** Opening Records for the task block **

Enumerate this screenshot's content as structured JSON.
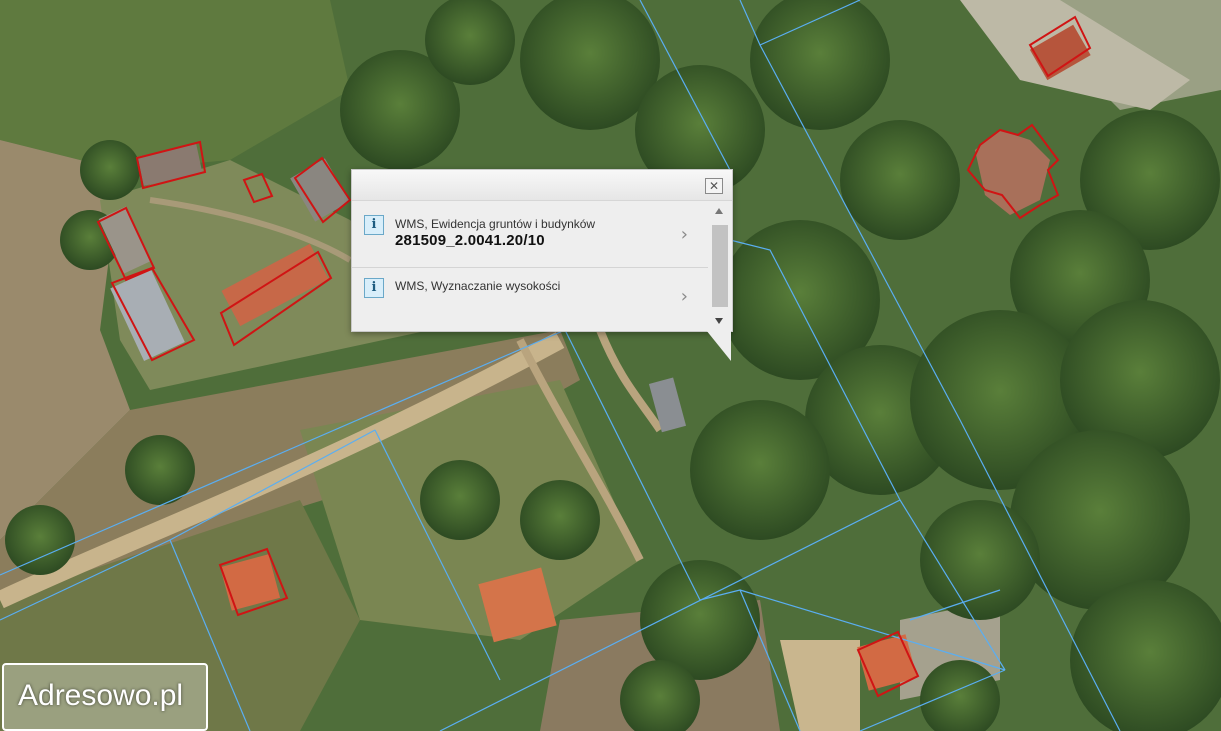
{
  "popup": {
    "close_glyph": "✕",
    "results": [
      {
        "icon": "info-icon",
        "icon_glyph": "i",
        "source": "WMS, Ewidencja gruntów i budynków",
        "value": "281509_2.0041.20/10",
        "chevron": "›"
      },
      {
        "icon": "info-icon",
        "icon_glyph": "i",
        "source": "WMS, Wyznaczanie wysokości",
        "chevron": "›"
      }
    ]
  },
  "watermark": {
    "text": "Adresowo.pl"
  },
  "colors": {
    "parcel_lines": "#5aaef2",
    "building_outlines": "#d01414",
    "popup_bg": "#eeeeee",
    "popup_header": "#eaeaea"
  }
}
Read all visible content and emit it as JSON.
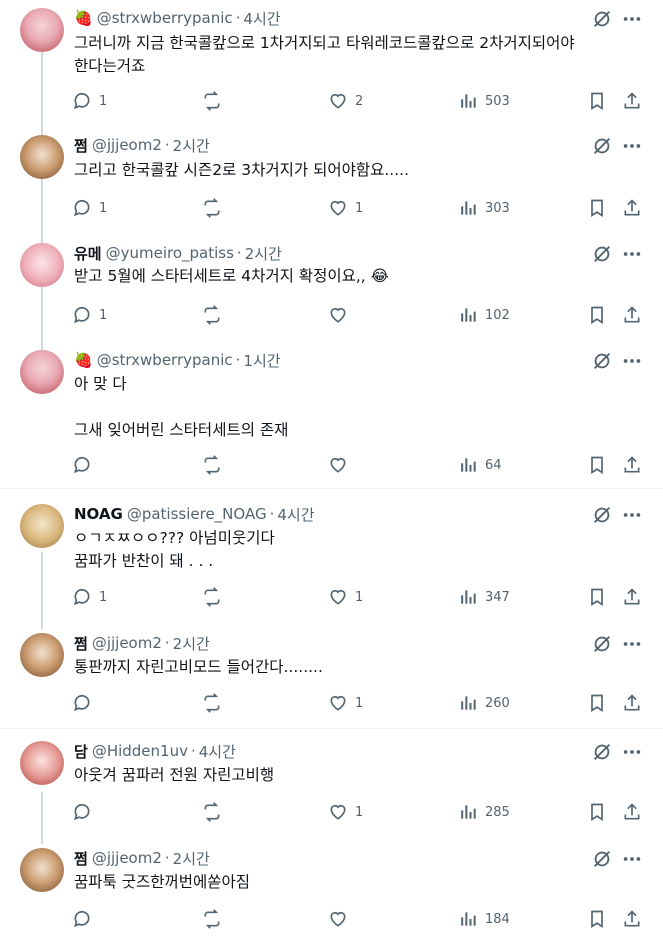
{
  "tweets": [
    {
      "name": "🍓",
      "handle": "@strxwberrypanic",
      "time": "4시간",
      "text": "그러니까 지금 한국콜캎으로 1차거지되고 타워레코드콜캎으로 2차거지되어야\n한다는거죠",
      "replies": "1",
      "retweets": "",
      "likes": "2",
      "views": "503"
    },
    {
      "name": "쩜",
      "handle": "@jjjeom2",
      "time": "2시간",
      "text": "그리고 한국콜캎 시즌2로 3차거지가 되어야함요.....",
      "replies": "1",
      "retweets": "",
      "likes": "1",
      "views": "303"
    },
    {
      "name": "유메",
      "handle": "@yumeiro_patiss",
      "time": "2시간",
      "text": "받고 5월에 스타터세트로 4차거지 확정이요,, 😂",
      "replies": "1",
      "retweets": "",
      "likes": "",
      "views": "102"
    },
    {
      "name": "🍓",
      "handle": "@strxwberrypanic",
      "time": "1시간",
      "text": "아 맞 다\n\n그새 잊어버린 스타터세트의 존재",
      "replies": "",
      "retweets": "",
      "likes": "",
      "views": "64"
    },
    {
      "name": "NOAG",
      "handle": "@patissiere_NOAG",
      "time": "4시간",
      "text": "ㅇㄱㅈㅉㅇㅇ??? 아넘미웃기다\n꿈파가 반찬이 돼 . . .",
      "replies": "1",
      "retweets": "",
      "likes": "1",
      "views": "347"
    },
    {
      "name": "쩜",
      "handle": "@jjjeom2",
      "time": "2시간",
      "text": "통판까지 자린고비모드 들어간다........",
      "replies": "",
      "retweets": "",
      "likes": "1",
      "views": "260"
    },
    {
      "name": "담",
      "handle": "@Hidden1uv",
      "time": "4시간",
      "text": "아웃겨 꿈파러 전원 자린고비행",
      "replies": "",
      "retweets": "",
      "likes": "1",
      "views": "285"
    },
    {
      "name": "쩜",
      "handle": "@jjjeom2",
      "time": "2시간",
      "text": "꿈파툭 굿즈한꺼번에쏟아짐",
      "replies": "",
      "retweets": "",
      "likes": "",
      "views": "184"
    }
  ],
  "icons": {
    "reply": "reply-icon",
    "retweet": "retweet-icon",
    "like": "heart-icon",
    "views": "views-icon",
    "bookmark": "bookmark-icon",
    "share": "share-icon",
    "grok": "grok-icon",
    "more": "more-icon"
  },
  "colors": {
    "text": "#0f1419",
    "secondary": "#536471",
    "thread_line": "#cfd9de",
    "divider": "#eff3f4"
  }
}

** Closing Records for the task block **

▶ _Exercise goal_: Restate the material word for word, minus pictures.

▶ _The answer_:
Enumerate this screenshot's content as structured JSON.
{
  "popup": {
    "close_glyph": "✕",
    "results": [
      {
        "icon": "info-icon",
        "icon_glyph": "i",
        "source": "WMS, Ewidencja gruntów i budynków",
        "value": "281509_2.0041.20/10",
        "chevron": "›"
      },
      {
        "icon": "info-icon",
        "icon_glyph": "i",
        "source": "WMS, Wyznaczanie wysokości",
        "chevron": "›"
      }
    ]
  },
  "watermark": {
    "text": "Adresowo.pl"
  },
  "colors": {
    "parcel_lines": "#5aaef2",
    "building_outlines": "#d01414",
    "popup_bg": "#eeeeee",
    "popup_header": "#eaeaea"
  }
}
Read all visible content and emit it as JSON.
{
  "tweets": [
    {
      "name": "🍓",
      "handle": "@strxwberrypanic",
      "time": "4시간",
      "text": "그러니까 지금 한국콜캎으로 1차거지되고 타워레코드콜캎으로 2차거지되어야\n한다는거죠",
      "replies": "1",
      "retweets": "",
      "likes": "2",
      "views": "503"
    },
    {
      "name": "쩜",
      "handle": "@jjjeom2",
      "time": "2시간",
      "text": "그리고 한국콜캎 시즌2로 3차거지가 되어야함요.....",
      "replies": "1",
      "retweets": "",
      "likes": "1",
      "views": "303"
    },
    {
      "name": "유메",
      "handle": "@yumeiro_patiss",
      "time": "2시간",
      "text": "받고 5월에 스타터세트로 4차거지 확정이요,, 😂",
      "replies": "1",
      "retweets": "",
      "likes": "",
      "views": "102"
    },
    {
      "name": "🍓",
      "handle": "@strxwberrypanic",
      "time": "1시간",
      "text": "아 맞 다\n\n그새 잊어버린 스타터세트의 존재",
      "replies": "",
      "retweets": "",
      "likes": "",
      "views": "64"
    },
    {
      "name": "NOAG",
      "handle": "@patissiere_NOAG",
      "time": "4시간",
      "text": "ㅇㄱㅈㅉㅇㅇ??? 아넘미웃기다\n꿈파가 반찬이 돼 . . .",
      "replies": "1",
      "retweets": "",
      "likes": "1",
      "views": "347"
    },
    {
      "name": "쩜",
      "handle": "@jjjeom2",
      "time": "2시간",
      "text": "통판까지 자린고비모드 들어간다........",
      "replies": "",
      "retweets": "",
      "likes": "1",
      "views": "260"
    },
    {
      "name": "담",
      "handle": "@Hidden1uv",
      "time": "4시간",
      "text": "아웃겨 꿈파러 전원 자린고비행",
      "replies": "",
      "retweets": "",
      "likes": "1",
      "views": "285"
    },
    {
      "name": "쩜",
      "handle": "@jjjeom2",
      "time": "2시간",
      "text": "꿈파툭 굿즈한꺼번에쏟아짐",
      "replies": "",
      "retweets": "",
      "likes": "",
      "views": "184"
    }
  ],
  "icons": {
    "reply": "reply-icon",
    "retweet": "retweet-icon",
    "like": "heart-icon",
    "views": "views-icon",
    "bookmark": "bookmark-icon",
    "share": "share-icon",
    "grok": "grok-icon",
    "more": "more-icon"
  },
  "colors": {
    "text": "#0f1419",
    "secondary": "#536471",
    "thread_line": "#cfd9de",
    "divider": "#eff3f4"
  }
}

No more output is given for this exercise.